The term curing is used in Cape Cod to describe one of the most consequential (and easiest parts) of chowder making -- allowing chowder to rest while the flavors meld. Do not underestimate the importance of this process. It is during the resting and cooling-off period that chowder undergoes a metamorphosis, emerging with a deeper flavor and richer texture. Once you cook the chowder and remove it from the heat, you have two options: you can let it sit for up to 1 hour at room temperature to cure, or you can refrigerate it (curing it in the refrigerator) for up to 3 days. A 1-hour resting will improve your chowder immensely, and refrigerating overnight or longer is even better! If you decide to refrigerate your chowder, let it cool at room temperature for 30 minutes, then place it in the refrigerator uncovered. Covering can prolong the cooling process, resulting in a warm center that is ideal for bacterial growth. Bacteria ruins the flavor and shortens the shelf life of food. Cover the chowder only after it has chilled completely. I do not recommend freezing chowder, because it destroys the texture of the ingredients, but the stocks and broths in this book, which are often more time-consuming to make than chowder, can be made up to 2 months in advance and kept frozen. Always date the stocks and broths you store in the freezer.
Corby Kummer is a senior editor at The Atlantic Monthly and the author of The Joy of Coffee.
More by Corby Kummer in Atlantic Unbound.
Copyright © 2000 by Corby Kummer.

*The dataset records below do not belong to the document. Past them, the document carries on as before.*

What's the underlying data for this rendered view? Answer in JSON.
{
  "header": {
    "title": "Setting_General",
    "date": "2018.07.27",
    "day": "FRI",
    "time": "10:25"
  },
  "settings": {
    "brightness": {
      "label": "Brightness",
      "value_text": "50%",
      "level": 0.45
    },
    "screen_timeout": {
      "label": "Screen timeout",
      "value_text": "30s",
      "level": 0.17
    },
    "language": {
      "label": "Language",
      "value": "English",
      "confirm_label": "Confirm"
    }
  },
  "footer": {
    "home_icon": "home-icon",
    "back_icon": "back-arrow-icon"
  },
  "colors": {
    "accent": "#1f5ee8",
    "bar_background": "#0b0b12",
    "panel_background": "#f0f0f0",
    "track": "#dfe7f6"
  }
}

Recipes and illustrations from 50 Chowders: One Pot Meals -- Clam, Corn & Beyond by Jasper White. Scribner: New York, New York, 2000. Hardcover, 256 pages. ISBN: 0684850346 $30.00. Copyright © by Jasper White.